__Description of the task__. All lines holding the string "JSON" should be copied from the data below.
_ _ _ _ _
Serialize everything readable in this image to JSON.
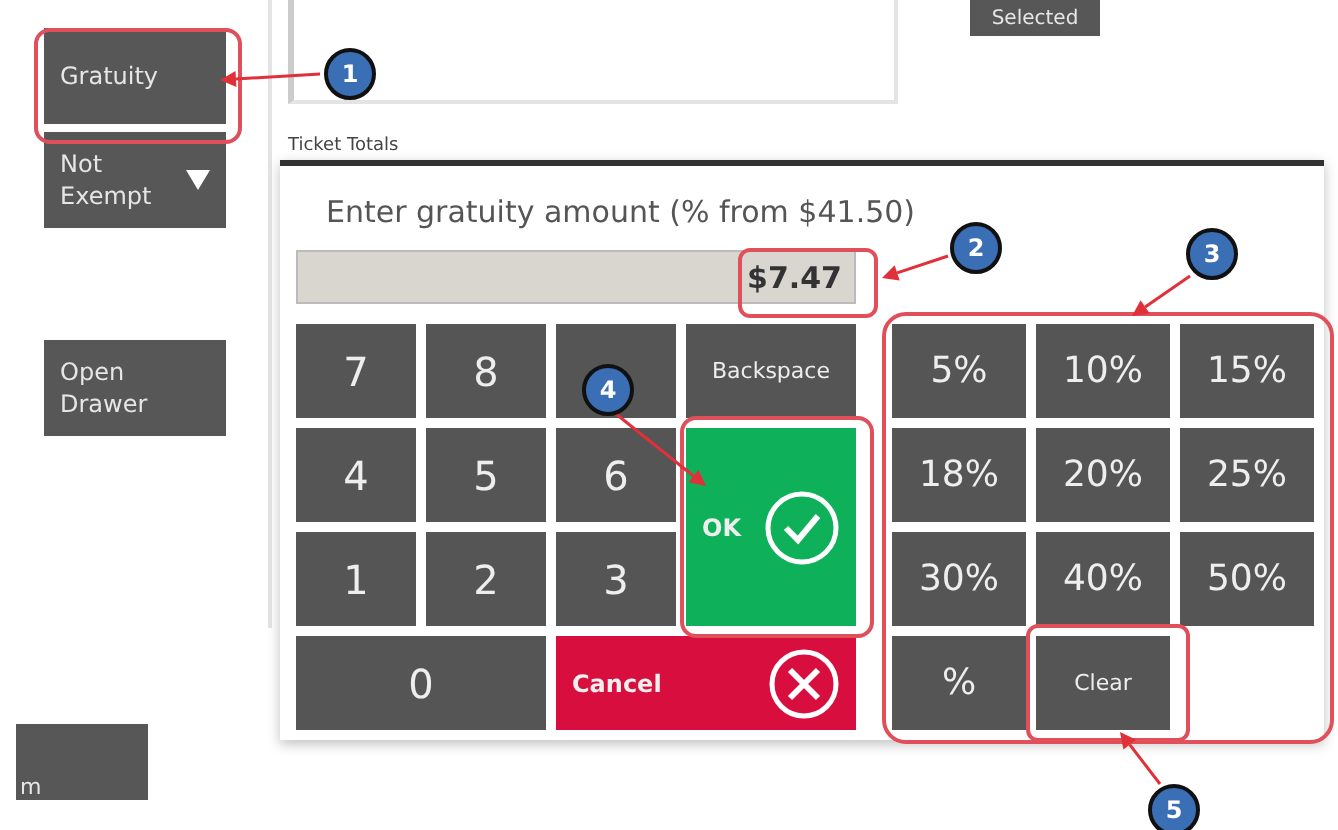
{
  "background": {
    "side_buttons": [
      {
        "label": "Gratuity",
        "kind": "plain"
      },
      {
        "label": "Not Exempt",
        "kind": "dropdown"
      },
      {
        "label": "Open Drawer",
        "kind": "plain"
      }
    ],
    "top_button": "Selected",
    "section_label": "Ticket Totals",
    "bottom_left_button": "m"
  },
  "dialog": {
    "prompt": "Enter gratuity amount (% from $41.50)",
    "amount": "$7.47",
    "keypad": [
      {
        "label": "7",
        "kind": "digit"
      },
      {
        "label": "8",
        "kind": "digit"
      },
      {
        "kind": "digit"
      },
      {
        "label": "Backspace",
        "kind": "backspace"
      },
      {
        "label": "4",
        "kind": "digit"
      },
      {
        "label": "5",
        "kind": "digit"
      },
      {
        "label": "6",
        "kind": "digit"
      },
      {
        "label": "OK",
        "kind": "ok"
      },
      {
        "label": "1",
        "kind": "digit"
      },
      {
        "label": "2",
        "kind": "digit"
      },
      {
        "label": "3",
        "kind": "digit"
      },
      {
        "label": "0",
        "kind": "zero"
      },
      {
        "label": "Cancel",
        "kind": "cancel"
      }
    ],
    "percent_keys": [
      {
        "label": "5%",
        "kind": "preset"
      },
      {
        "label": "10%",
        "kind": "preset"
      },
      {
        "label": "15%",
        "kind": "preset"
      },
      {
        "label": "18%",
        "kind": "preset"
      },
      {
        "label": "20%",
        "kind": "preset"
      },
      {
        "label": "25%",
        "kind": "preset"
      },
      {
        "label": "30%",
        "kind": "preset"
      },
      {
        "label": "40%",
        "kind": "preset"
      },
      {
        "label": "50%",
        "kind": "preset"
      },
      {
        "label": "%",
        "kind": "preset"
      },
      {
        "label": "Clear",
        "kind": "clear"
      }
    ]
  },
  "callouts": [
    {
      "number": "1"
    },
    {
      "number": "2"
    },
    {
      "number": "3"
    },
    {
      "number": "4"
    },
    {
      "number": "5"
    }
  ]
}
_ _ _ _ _
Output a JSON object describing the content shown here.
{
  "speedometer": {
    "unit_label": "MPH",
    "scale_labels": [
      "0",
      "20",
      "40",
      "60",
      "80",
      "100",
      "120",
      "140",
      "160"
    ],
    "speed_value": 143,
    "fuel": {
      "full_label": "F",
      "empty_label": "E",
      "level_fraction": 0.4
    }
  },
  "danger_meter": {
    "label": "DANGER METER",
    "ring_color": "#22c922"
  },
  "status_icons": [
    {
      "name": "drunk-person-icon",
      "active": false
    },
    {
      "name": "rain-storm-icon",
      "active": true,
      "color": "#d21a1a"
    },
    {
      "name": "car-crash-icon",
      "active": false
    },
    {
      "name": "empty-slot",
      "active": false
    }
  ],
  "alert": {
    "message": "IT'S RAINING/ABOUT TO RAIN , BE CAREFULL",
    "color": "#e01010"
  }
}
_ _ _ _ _
__Solution to the problem__.
Serialize everything readable in this image to JSON.
Output a JSON object describing the content shown here.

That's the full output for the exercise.